The frequent turn-overs also meant that you rarely spent more than 5-10 minutes without being active.
The only noticable negative thing we encountered was the inability to used combined charges to attack a defensive position. This meant that in my case I could quite freely position my pikemen in the middle of Zach's army, confident that any attacks against them would be to my advantage.
A half-ways solution to this is simply to have a unit that's great at attacking to deal with any defensive units standing around, but that's not really a very tactically clever idea compared to a carefully orchestrated pincer charge or a "hammer and anvil" manoeuver.
A Roaring Success
And the verdict is...
...that we liked it quite a lot! We'll see how we think about the tactical pro's and cons of the "no flanks" system after a few games. But overall it's a quick game that's easy to grasp, and after a few turns and a combat or two you'll get the basics.
It was great fun to get out my samurai for battle for the first time in about a decade, and it got me inspired to both paint up more troops and to make some more terrain to go with them.
Overall it's a good candidate for a shorter game slot, much like What a Tanker, and I can definitely see us playing more.

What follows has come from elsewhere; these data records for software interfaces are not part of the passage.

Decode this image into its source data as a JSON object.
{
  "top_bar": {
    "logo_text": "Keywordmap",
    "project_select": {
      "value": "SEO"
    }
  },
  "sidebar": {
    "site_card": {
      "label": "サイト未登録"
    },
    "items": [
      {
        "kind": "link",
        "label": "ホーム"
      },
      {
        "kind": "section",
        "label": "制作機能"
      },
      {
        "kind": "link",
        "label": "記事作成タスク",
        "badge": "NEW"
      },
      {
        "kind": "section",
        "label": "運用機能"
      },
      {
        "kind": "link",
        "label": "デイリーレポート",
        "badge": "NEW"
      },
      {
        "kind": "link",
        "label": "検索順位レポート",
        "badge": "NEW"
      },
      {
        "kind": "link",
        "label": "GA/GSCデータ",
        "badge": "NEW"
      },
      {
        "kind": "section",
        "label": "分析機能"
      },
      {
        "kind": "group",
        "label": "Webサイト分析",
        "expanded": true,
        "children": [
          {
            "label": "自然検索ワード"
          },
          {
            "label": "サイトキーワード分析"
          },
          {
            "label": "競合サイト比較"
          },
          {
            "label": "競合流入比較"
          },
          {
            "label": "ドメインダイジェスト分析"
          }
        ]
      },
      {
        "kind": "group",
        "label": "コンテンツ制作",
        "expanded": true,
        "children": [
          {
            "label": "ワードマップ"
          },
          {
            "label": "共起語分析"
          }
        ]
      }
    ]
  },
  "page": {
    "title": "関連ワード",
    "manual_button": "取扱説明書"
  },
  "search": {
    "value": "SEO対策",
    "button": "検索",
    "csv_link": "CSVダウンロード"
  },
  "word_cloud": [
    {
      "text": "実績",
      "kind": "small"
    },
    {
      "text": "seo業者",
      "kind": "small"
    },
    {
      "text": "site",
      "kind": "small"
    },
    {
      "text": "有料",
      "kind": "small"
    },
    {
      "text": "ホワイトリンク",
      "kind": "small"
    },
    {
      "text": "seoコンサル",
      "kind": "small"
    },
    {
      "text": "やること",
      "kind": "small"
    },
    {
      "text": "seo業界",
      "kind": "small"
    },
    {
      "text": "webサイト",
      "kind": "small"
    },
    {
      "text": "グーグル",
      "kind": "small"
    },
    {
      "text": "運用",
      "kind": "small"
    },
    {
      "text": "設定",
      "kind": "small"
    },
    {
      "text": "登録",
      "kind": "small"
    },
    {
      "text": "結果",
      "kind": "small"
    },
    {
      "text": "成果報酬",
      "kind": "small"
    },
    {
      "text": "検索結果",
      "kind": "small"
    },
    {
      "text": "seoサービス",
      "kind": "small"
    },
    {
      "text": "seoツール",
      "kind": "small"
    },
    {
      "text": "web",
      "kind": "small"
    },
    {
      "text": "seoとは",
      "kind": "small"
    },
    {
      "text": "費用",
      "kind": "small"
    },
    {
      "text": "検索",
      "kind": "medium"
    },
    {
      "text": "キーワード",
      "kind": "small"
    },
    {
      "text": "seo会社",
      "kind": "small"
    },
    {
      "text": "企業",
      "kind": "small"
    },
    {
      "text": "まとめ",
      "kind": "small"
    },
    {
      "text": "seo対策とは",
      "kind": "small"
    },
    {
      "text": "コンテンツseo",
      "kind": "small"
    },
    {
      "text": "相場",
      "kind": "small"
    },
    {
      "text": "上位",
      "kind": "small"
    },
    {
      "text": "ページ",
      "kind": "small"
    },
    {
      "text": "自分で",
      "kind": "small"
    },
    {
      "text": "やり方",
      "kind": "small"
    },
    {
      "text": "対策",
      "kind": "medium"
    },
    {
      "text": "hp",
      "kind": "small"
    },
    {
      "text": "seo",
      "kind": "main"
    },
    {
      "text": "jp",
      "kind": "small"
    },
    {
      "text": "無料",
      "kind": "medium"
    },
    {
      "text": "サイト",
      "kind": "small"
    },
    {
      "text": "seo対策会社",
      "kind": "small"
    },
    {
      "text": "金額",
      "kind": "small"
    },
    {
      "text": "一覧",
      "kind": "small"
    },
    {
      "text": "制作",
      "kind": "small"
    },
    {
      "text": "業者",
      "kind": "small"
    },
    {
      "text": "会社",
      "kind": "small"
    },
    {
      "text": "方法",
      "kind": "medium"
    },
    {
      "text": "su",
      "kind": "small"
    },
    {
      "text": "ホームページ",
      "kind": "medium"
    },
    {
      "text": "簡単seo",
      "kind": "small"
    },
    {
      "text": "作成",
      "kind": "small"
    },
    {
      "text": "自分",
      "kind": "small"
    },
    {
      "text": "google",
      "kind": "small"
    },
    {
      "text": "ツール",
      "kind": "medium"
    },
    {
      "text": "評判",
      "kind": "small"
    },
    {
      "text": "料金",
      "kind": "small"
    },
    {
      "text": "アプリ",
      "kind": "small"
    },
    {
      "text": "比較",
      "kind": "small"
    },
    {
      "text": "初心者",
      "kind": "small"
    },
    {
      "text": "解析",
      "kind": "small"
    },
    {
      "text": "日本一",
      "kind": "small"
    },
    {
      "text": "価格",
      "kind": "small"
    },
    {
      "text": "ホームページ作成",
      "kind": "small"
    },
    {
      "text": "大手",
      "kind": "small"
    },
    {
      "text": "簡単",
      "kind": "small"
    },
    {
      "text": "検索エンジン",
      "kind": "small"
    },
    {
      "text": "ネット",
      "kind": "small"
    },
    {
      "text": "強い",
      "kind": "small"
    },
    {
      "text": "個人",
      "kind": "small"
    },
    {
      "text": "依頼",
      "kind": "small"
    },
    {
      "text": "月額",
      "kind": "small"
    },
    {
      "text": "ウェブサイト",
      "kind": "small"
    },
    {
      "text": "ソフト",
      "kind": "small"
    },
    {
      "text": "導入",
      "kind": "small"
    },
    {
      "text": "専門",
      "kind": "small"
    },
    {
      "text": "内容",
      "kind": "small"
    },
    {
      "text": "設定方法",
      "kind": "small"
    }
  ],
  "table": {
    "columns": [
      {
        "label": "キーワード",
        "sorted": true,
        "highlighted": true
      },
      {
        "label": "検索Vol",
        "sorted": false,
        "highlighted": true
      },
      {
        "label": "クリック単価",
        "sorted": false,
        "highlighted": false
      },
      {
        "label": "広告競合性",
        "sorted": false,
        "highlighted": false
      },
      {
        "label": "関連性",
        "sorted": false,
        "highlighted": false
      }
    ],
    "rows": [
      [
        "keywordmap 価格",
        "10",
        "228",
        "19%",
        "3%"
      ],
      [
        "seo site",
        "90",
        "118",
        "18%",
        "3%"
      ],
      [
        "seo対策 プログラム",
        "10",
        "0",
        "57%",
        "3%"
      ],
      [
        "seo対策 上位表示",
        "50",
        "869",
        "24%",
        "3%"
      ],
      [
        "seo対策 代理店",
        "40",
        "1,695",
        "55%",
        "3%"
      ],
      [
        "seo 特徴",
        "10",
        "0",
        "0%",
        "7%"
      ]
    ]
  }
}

Both using my samurai armies and trying out with medieval and renaissance armies.
What, you seriously expected there not to be more stupid tigers in this blog post?
The Renaissance Blog
What started as a blog about Renaissance gaming in general quickly turned into a blog about samurai miniatures.